● **The task**
Show all lines from the data that include the word "medical".
-----
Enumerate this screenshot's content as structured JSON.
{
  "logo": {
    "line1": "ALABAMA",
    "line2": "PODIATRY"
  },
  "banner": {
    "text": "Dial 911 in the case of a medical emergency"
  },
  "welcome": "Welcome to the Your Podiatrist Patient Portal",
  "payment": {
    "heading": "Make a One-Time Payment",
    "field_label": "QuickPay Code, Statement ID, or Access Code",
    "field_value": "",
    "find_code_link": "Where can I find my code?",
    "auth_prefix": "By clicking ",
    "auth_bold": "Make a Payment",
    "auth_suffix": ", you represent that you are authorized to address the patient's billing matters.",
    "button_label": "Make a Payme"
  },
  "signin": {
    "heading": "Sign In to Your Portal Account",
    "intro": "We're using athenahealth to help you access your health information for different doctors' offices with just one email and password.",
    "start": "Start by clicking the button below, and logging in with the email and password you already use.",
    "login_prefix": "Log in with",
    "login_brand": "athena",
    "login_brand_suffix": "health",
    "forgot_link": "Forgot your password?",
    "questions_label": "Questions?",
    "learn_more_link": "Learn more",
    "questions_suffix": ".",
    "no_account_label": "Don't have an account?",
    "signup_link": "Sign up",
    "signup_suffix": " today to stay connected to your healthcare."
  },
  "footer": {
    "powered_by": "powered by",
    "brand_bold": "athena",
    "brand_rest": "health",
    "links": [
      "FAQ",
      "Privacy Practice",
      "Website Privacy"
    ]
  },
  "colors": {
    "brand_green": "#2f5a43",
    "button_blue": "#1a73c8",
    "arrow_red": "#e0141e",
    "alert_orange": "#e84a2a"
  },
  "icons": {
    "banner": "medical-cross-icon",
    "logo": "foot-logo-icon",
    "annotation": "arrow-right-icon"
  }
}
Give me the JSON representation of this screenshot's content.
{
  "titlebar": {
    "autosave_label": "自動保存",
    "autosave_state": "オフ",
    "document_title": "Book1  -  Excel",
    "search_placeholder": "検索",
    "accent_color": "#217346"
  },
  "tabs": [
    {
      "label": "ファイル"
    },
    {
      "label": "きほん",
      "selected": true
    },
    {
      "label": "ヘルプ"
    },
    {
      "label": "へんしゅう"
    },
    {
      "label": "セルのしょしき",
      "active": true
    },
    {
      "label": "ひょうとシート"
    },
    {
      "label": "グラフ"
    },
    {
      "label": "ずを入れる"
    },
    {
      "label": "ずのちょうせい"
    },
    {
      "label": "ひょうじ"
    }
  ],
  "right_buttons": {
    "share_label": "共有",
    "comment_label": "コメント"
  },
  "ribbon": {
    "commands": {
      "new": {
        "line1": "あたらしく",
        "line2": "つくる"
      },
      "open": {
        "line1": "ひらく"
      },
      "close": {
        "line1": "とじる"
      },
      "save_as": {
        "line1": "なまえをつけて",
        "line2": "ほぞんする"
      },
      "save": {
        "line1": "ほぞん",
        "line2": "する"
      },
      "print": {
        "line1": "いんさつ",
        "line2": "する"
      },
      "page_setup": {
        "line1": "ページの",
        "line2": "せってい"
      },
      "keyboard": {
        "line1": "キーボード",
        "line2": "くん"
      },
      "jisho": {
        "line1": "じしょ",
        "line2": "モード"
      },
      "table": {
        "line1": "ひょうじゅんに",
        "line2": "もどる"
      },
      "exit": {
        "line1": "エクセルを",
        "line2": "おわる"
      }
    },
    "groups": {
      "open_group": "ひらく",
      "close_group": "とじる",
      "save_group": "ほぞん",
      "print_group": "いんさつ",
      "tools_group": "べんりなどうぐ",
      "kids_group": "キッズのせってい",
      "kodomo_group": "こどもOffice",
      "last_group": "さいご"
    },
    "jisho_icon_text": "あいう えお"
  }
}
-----
● **Response for this exercise**
    "text": "Dial 911 in the case of a medical emergency"
    "banner": "medical-cross-icon",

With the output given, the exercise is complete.